According to an intent to sue legal notice filed last month by various citizens groups:
Between April 1, 2008, and March 31, 2009, Massey violated its effluent limits at its various operations at least 971 times, and accrued 12,977 days of violation during that 12-month period. The U.S. government’s lawsuit against Massey, which resulted in the $20 million settlement, alleged more than 60,000 days of violations over a six-year period, or about 10,000 days of violations per year.
Massey’s violations are both civil and criminal. As I wrote last year on the battle at Coal River Mountain, where the protesters are currently halting blasting:
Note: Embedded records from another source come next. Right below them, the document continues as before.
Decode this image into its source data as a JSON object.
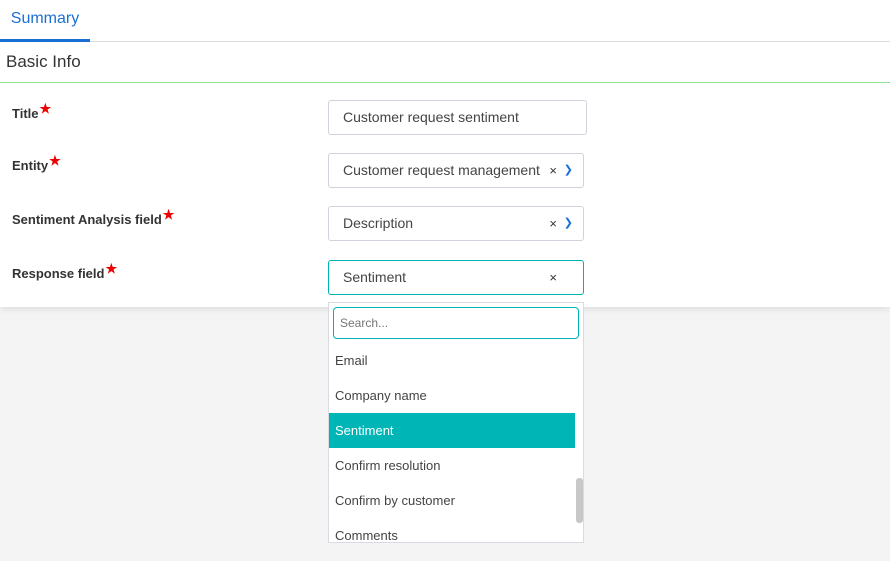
{
  "tabs": [
    {
      "label": "Summary",
      "active": true
    }
  ],
  "section": {
    "title": "Basic Info"
  },
  "fields": [
    {
      "label": "Title",
      "value": "Customer request sentiment",
      "required": true
    },
    {
      "label": "Entity",
      "value": "Customer request management",
      "required": true
    },
    {
      "label": "Sentiment Analysis field",
      "value": "Description",
      "required": true
    },
    {
      "label": "Response field",
      "value": "Sentiment",
      "required": true
    }
  ],
  "dropdown": {
    "search_placeholder": "Search...",
    "options": [
      "Email",
      "Company name",
      "Sentiment",
      "Confirm resolution",
      "Confirm by customer",
      "Comments"
    ],
    "selected": "Sentiment"
  },
  "colors": {
    "accent": "#00b5b5",
    "tab": "#1a6fd6",
    "required": "#ee0000"
  }
}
With 19 Appalachian mining operations valued at $2.6 billion in 2008, parent company Massey had demonstrated a merciless coveting for coal at any expense. In a haunting parallel to the Tennessee coal ash disaster, a Massey subsidiary in eastern Kentucky had been responsible for the largest coal slurry spill in 2000, leaking over 300 million gallons of toxic sludge into the area’s waterways and aquifers. Massey’s political connections in the Bush administration, however, resulted in a slap-on-the-wrist fine and the firing of one of the industry’s veteran whistle-blowers. Not that Massey altered its policies. By 2008, it had been forced to pay $20 million in penalties for dumping toxic mine waste into the region’s waterways; before the year was out, Massey shelled out a record $4.2 million for civil and criminal fines in the death of two coal miners in West Virginia.
For more information on today’s Chase Social Media Day of Action, go to Dirtymoney.org
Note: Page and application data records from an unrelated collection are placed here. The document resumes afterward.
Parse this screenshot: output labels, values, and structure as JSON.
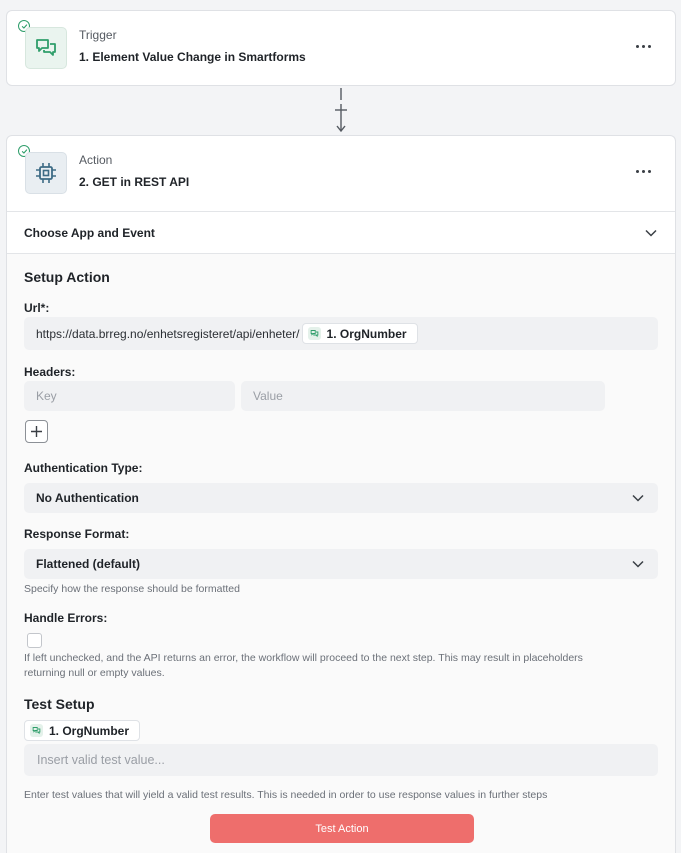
{
  "trigger": {
    "kind": "Trigger",
    "title": "1. Element Value Change in Smartforms",
    "status_icon": "check-circle-icon",
    "app_icon": "chat-bubbles-icon"
  },
  "action": {
    "kind": "Action",
    "title": "2. GET in REST API",
    "status_icon": "check-circle-icon",
    "app_icon": "chip-icon",
    "choose_app_label": "Choose App and Event",
    "setup_heading": "Setup Action",
    "url": {
      "label": "Url*:",
      "prefix": "https://data.brreg.no/enhetsregisteret/api/enheter/",
      "token": "1. OrgNumber"
    },
    "headers": {
      "label": "Headers:",
      "key_placeholder": "Key",
      "value_placeholder": "Value"
    },
    "auth": {
      "label": "Authentication Type:",
      "selected": "No Authentication"
    },
    "response_format": {
      "label": "Response Format:",
      "selected": "Flattened (default)",
      "helper": "Specify how the response should be formatted"
    },
    "handle_errors": {
      "label": "Handle Errors:",
      "checked": false,
      "helper_line1": "If left unchecked, and the API returns an error, the workflow will proceed to the next step. This may result in placeholders",
      "helper_line2": "returning null or empty values."
    },
    "test_setup": {
      "heading": "Test Setup",
      "token": "1. OrgNumber",
      "input_placeholder": "Insert valid test value...",
      "helper": "Enter test values that will yield a valid test results. This is needed in order to use response values in further steps",
      "button_label": "Test Action"
    }
  },
  "colors": {
    "accent_green": "#2f9e6b",
    "test_button": "#ee6e6c",
    "field_bg": "#f0f1f3"
  }
}
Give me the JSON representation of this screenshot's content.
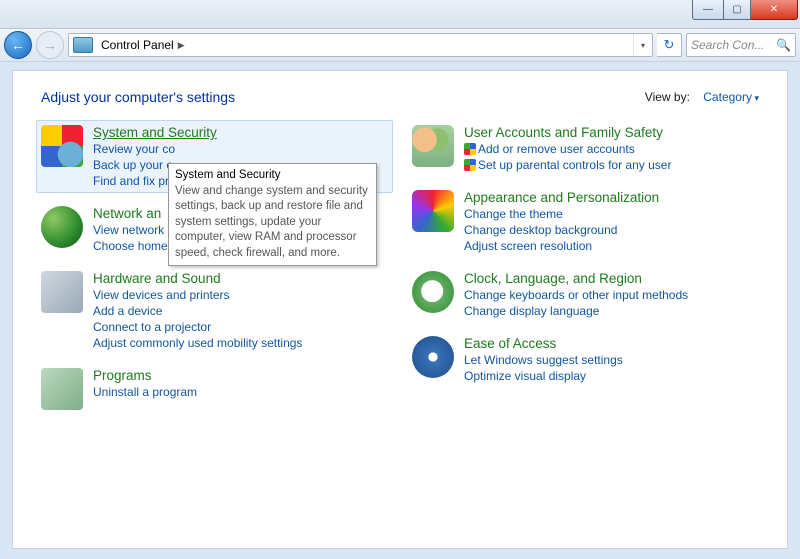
{
  "window": {
    "breadcrumb": "Control Panel",
    "search_placeholder": "Search Con..."
  },
  "header": {
    "title": "Adjust your computer's settings",
    "viewby_label": "View by:",
    "viewby_value": "Category"
  },
  "tooltip": {
    "title": "System and Security",
    "body": "View and change system and security settings, back up and restore file and system settings, update your computer, view RAM and processor speed, check firewall, and more."
  },
  "left": [
    {
      "title": "System and Security",
      "links": [
        "Review your co",
        "Back up your c",
        "Find and fix pro"
      ]
    },
    {
      "title": "Network an",
      "links": [
        "View network s",
        "Choose homegroup and sharing options"
      ]
    },
    {
      "title": "Hardware and Sound",
      "links": [
        "View devices and printers",
        "Add a device",
        "Connect to a projector",
        "Adjust commonly used mobility settings"
      ]
    },
    {
      "title": "Programs",
      "links": [
        "Uninstall a program"
      ]
    }
  ],
  "right": [
    {
      "title": "User Accounts and Family Safety",
      "links": [
        "Add or remove user accounts",
        "Set up parental controls for any user"
      ]
    },
    {
      "title": "Appearance and Personalization",
      "links": [
        "Change the theme",
        "Change desktop background",
        "Adjust screen resolution"
      ]
    },
    {
      "title": "Clock, Language, and Region",
      "links": [
        "Change keyboards or other input methods",
        "Change display language"
      ]
    },
    {
      "title": "Ease of Access",
      "links": [
        "Let Windows suggest settings",
        "Optimize visual display"
      ]
    }
  ]
}
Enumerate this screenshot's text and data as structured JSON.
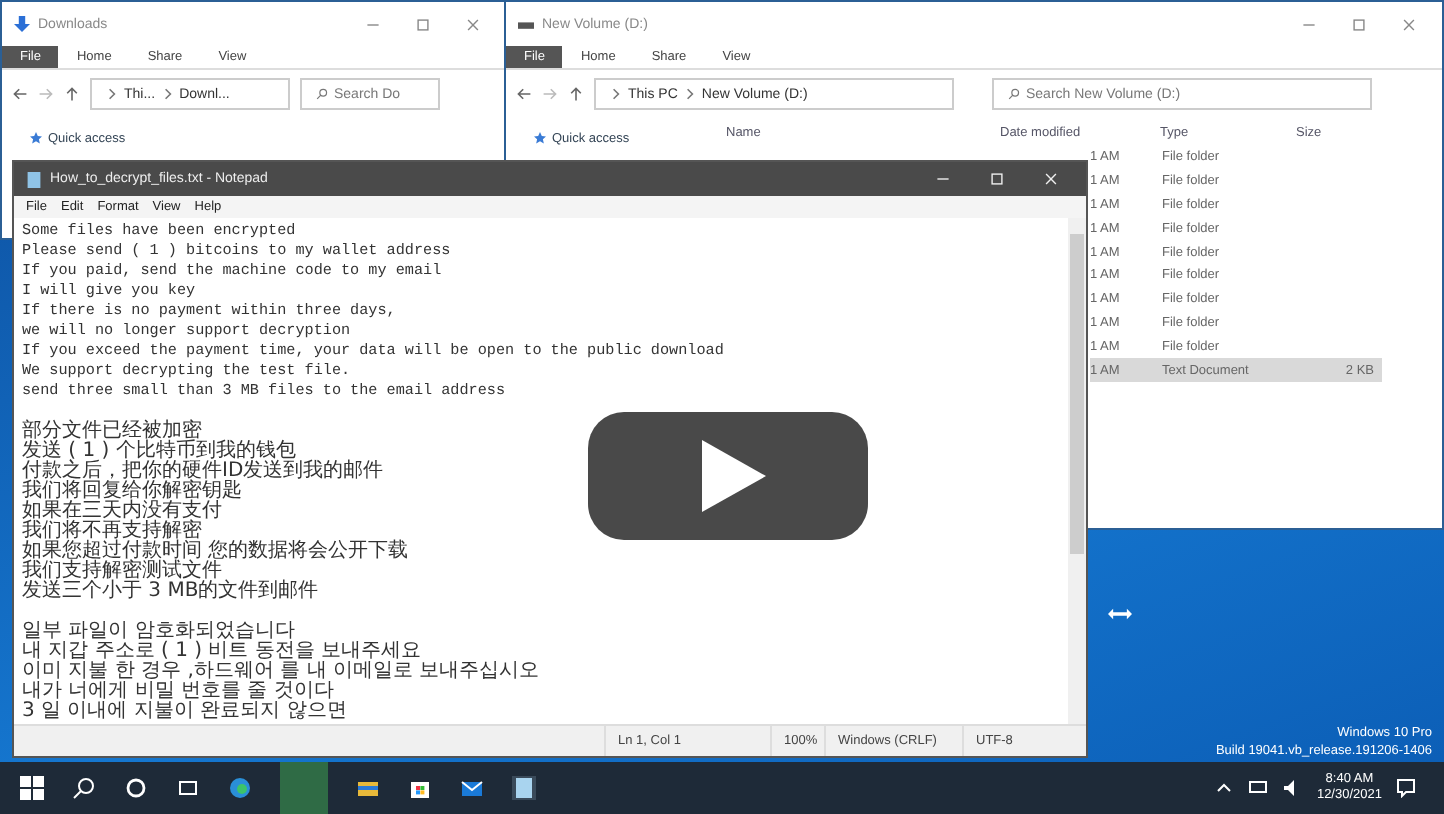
{
  "downloads_window": {
    "title": "Downloads",
    "ribbon_tabs": [
      {
        "label": "File",
        "kind": "file"
      },
      {
        "label": "Home",
        "kind": "tab"
      },
      {
        "label": "Share",
        "kind": "tab"
      },
      {
        "label": "View",
        "kind": "tab"
      }
    ],
    "breadcrumb": [
      "Thi...",
      "Downl..."
    ],
    "search_placeholder": "Search Do",
    "nav_item": "Quick access"
  },
  "volume_window": {
    "title": "New Volume (D:)",
    "ribbon_tabs": [
      {
        "label": "File",
        "kind": "file"
      },
      {
        "label": "Home",
        "kind": "tab"
      },
      {
        "label": "Share",
        "kind": "tab"
      },
      {
        "label": "View",
        "kind": "tab"
      }
    ],
    "breadcrumb": [
      "This PC",
      "New Volume (D:)"
    ],
    "search_placeholder": "Search New Volume (D:)",
    "nav_item": "Quick access",
    "columns": [
      "Name",
      "Date modified",
      "Type",
      "Size"
    ],
    "rows": [
      {
        "modified": "1 AM",
        "type": "File folder",
        "selected": false
      },
      {
        "modified": "1 AM",
        "type": "File folder",
        "selected": false
      },
      {
        "modified": "1 AM",
        "type": "File folder",
        "selected": false
      },
      {
        "modified": "1 AM",
        "type": "File folder",
        "selected": false
      },
      {
        "modified": "1 AM",
        "type": "File folder",
        "selected": false
      },
      {
        "modified": "1 AM",
        "type": "File folder",
        "selected": false
      },
      {
        "modified": "1 AM",
        "type": "File folder",
        "selected": false
      },
      {
        "modified": "1 AM",
        "type": "File folder",
        "selected": false
      },
      {
        "modified": "1 AM",
        "type": "File folder",
        "selected": false
      },
      {
        "modified": "1 AM",
        "type": "Text Document",
        "size": "2 KB",
        "selected": true
      }
    ]
  },
  "notepad": {
    "title": "How_to_decrypt_files.txt - Notepad",
    "menu": [
      "File",
      "Edit",
      "Format",
      "View",
      "Help"
    ],
    "paragraphs": [
      [
        "Some files have been encrypted",
        "Please send ( 1 ) bitcoins to my wallet address",
        "If you paid, send the machine code to my email",
        "I will give you key",
        "If there is no payment within three days,",
        "we will no longer support decryption",
        "If you exceed the payment time, your data will be open to the public download",
        "We support decrypting the test file.",
        "send three small than 3 MB files to the email address"
      ],
      [
        "部分文件已经被加密",
        "发送 ( 1 ) 个比特币到我的钱包",
        "付款之后，把你的硬件ID发送到我的邮件",
        "我们将回复给你解密钥匙",
        "如果在三天内没有支付",
        "我们将不再支持解密",
        "如果您超过付款时间 您的数据将会公开下载",
        "我们支持解密测试文件",
        "发送三个小于 3 MB的文件到邮件"
      ],
      [
        "일부 파일이 암호화되었습니다",
        "내 지갑 주소로 ( 1 ) 비트 동전을 보내주세요",
        "이미 지불 한 경우 ,하드웨어 를 내 이메일로 보내주십시오",
        "내가 너에게 비밀 번호를 줄 것이다",
        "3 일 이내에 지불이 완료되지 않으면"
      ]
    ],
    "status": [
      "Ln 1, Col 1",
      "100%",
      "Windows (CRLF)",
      "UTF-8"
    ]
  },
  "desktop": {
    "edition": "Windows 10 Pro",
    "build": "Build 19041.vb_release.191206-1406"
  },
  "taskbar": {
    "time": "8:40 AM",
    "date": "12/30/2021"
  }
}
And to follow the nonviolent protest on Coal River Mountain, go to Climategroundzero.orgRacketeering: The federal Racketeer Influenced and Corrupt Organizations Act (RICO)... more
In light of last week's EPA ruling giving the go ahead to another mountaintop removal coal mine, and the subsequent report from a group of eminent scientists saying, in essence, that no remediation is ever enough to repair the damage mountaintop mining causes, it's worth reminding people that it's not just coal companies that stand to profit from the practice. Banks like JPMorgan Chase also are making a pretty penny from destroying Appalachia, as Gloria Reuben points out in an op-ed for Huffington Post:
Environmental & Social Destruction Funded
In the past two decades alone, mountaintop removal coal mining has destroyed roughly 470 mountains in the region. The debris from these blasts is dumped into surrounding valleys, destroying what were once serene and lush hollows. Or it's dumped into local rivers and streams, literally burying 1,200 miles of waterways.
Communities are decimated, as poverty has driven families out, leaving ghost towns where there used to be thriving homes, schools and businesses. Many who refuse to leave, because their families have been there for generations--or who are stuck in the vicious cycle of accepting very little, because they've been left with nothing--lead lives that are filled with high rates of cancer, asthma and other life-threatening illnesses. And they are witness to friends and loved ones who succumb to premature death.
So how does JPMorgan Chase profit from this? By funding six of the eight companies responsible for mountaintop removal coal mining, including $1 billion to Massey Energy, the largest MTR mining company.
Chase's Rhetoric Better Than Actions
Bank of America and Wells Fargo have severed ties with Massey, so why not Chase?
After all, Chase touts including environmental practices into their sustainable business model, but apparently fails to see the disconnect between that and funding practices and companies which continually destroy mountains and pollute rivers.In light of last week's EPA ruling giving the go ahead to another mountaintop... more
I guess 'change' meant change in our pockets!'s_strongest_supporters_suffering_the_most_in_recession,_while_elites_thrive